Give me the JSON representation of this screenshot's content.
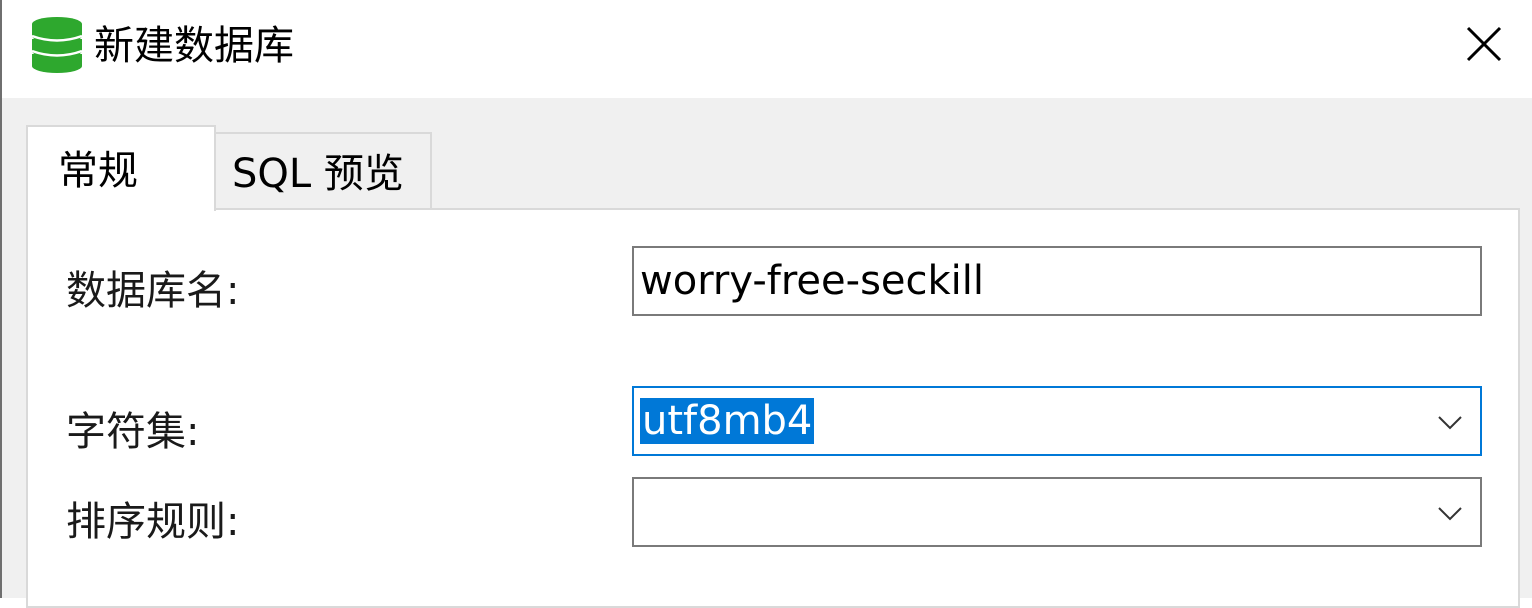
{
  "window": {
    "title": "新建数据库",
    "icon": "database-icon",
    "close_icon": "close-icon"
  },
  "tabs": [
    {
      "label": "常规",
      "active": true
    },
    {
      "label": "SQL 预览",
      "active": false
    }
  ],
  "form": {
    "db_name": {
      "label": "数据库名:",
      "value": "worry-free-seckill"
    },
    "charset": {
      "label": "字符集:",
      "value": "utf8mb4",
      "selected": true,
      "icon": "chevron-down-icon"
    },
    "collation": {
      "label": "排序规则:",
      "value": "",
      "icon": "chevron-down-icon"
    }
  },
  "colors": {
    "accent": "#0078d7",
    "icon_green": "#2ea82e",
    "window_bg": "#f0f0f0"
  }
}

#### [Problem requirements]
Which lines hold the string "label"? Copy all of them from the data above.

#### [Worked solution]
      "label": "常规",
      "label": "SQL 预览",
      "label": "数据库名:",
      "label": "字符集:",
      "label": "排序规则:",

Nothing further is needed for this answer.